(Element data from apps and pages)
##########
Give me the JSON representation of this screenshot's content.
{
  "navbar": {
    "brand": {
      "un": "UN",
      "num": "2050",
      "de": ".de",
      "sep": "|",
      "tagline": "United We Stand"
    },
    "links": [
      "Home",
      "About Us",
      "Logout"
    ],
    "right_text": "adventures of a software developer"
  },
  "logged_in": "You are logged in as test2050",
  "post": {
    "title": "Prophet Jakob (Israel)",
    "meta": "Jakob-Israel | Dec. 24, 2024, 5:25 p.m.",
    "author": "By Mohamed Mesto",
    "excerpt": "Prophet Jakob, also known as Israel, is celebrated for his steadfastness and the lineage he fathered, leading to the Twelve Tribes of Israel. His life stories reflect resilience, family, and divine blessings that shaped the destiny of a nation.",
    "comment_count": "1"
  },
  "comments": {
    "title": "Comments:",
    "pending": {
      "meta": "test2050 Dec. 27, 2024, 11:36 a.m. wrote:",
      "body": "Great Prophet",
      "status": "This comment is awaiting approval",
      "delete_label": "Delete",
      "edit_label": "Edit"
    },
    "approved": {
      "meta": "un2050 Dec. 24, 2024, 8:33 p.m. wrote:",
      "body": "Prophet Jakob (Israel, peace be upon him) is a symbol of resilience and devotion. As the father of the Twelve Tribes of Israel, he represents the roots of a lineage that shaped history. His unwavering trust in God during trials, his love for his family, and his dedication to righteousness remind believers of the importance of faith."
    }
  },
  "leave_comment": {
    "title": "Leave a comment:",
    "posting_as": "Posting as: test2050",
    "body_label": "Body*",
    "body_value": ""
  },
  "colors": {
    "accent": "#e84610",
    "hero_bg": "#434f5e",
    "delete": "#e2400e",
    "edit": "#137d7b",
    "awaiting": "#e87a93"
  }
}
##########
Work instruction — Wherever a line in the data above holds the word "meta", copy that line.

Written solution —
    "meta": "Jakob-Israel | Dec. 24, 2024, 5:25 p.m.",
      "meta": "test2050 Dec. 27, 2024, 11:36 a.m. wrote:",
      "meta": "un2050 Dec. 24, 2024, 8:33 p.m. wrote:",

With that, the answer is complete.